Community Involvement[edit | edit source]

Political[edit | edit source]

  • Municipal elections, candidates to answer questions, 9 January 1857.[10]

The People[edit | edit source]

See also[edit | edit source]

References[edit | edit source]

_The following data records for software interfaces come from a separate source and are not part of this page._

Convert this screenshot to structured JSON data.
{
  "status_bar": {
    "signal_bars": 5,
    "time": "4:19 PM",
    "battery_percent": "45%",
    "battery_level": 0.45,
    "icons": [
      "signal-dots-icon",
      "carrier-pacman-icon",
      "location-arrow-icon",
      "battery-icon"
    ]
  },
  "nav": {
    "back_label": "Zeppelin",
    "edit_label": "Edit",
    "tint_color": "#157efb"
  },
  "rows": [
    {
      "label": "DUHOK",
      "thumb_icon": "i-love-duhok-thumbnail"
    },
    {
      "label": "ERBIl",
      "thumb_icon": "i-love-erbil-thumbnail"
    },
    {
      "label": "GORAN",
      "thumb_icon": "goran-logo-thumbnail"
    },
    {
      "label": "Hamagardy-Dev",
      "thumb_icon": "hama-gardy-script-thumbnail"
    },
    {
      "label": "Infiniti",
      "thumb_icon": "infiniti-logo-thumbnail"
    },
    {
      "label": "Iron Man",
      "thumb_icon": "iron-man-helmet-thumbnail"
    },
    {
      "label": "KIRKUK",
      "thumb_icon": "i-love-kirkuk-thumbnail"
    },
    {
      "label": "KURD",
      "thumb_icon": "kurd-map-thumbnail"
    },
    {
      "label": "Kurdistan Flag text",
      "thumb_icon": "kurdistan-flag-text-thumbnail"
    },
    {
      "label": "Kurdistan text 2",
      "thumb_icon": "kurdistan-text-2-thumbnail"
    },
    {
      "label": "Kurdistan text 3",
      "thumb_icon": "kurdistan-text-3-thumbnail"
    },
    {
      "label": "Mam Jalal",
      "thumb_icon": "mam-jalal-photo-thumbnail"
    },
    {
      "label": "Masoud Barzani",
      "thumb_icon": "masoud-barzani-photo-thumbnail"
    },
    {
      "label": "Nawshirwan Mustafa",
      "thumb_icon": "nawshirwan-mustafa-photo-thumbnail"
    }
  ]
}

  1. 1.0 1.1 1860 'Advertising.', The Star (Ballarat, Vic. : 1855 - 1864), 25 June, p. 4, viewed 2 March, 2014,
  2. Victoria. Mines Department & Braché, J. (Jacob), 1827-1905 & Smyth, Robert Brough, 1830-1889 & Humffray, J. B & Victoria. Surveyor General's Office et al. 1861, Ballaarat gold field. No. 1, R. Brough Smyth, Secretary for Mines, [Melbourne],
  3. 1888 'BALLARAT CHRONICLES AND PICTURES.', The Ballarat Star (Vic. : 1865 - 1924), 16 July, p. 4. , viewed 10 Jan 2017,
  4. 1889 'BALLARAT CHRONICLES AND PICTURES.', The Ballarat Star (Vic. : 1865 - 1924), 28 September, p. 2. (Ballarat Star (Vic. : 1865 - 1924)), viewed 25 Apr 2018,
  5. 1856 'Advertising', The Star (Ballarat, Vic. : 1855 - 1864), 14 August, p. 1. , viewed 07 May 2019,
  6. 6.0 6.1 1856 'BALLARAT RACES.', The Star (Ballarat, Vic. : 1855 - 1864), 17 December, p. 3. , viewed 08 May 2019,
  7. 1858 'Advertising', The Star (Ballarat, Vic. : 1855 - 1864), 3 September, p. 3. , viewed 04 Mar 2021,
  8. 1860 'Advertising', The Star (Ballarat, Vic. : 1855 - 1864), 8 June, p. 3. , viewed 20 Dec 2018,
  9. 1861 'MATHER'S BREWERY AT BALLARAT.', Geelong Advertiser (Vic. : 1859 - 1929), 11 February, p. 3. , viewed 31 Aug 2021,
  10. 1857 'Advertising', The Star (Ballarat, Vic. : 1855 - 1864), 9 January, p. 4. , viewed 08 May 2019,
  11. 1857 'GENERAL ANNUAL LICENSING MEETING.', The Star (Ballarat, Vic. : 1855 - 1864), 13 June, p. 2. , viewed 13 Aug 2017,
  12. 1857 'LICENSING MEETING.', The Star (Ballarat, Vic. : 1855 - 1864), 27 June, p. 3. , viewed 25 Dec 2018,
  13. 1858 'DISTRICT POLICE COURT.', The Star (Ballarat, Vic. : 1855 - 1864), 3 July, p. 2. , viewed 17 May 2023,
  14. 1859 'DISTRICT POLICE COURT.', The Star (Ballarat, Vic. : 1855 - 1864), 20 August, p. 2. , viewed 06 Jun 2017,
  15. 1864 'DISTRICT PUBLICANS' LICENSING MEETING.', The Star (Ballarat, Vic. : 1855 - 1864), 2 July, p. 4. , viewed 10 Oct 2016,

External Links[edit | edit source]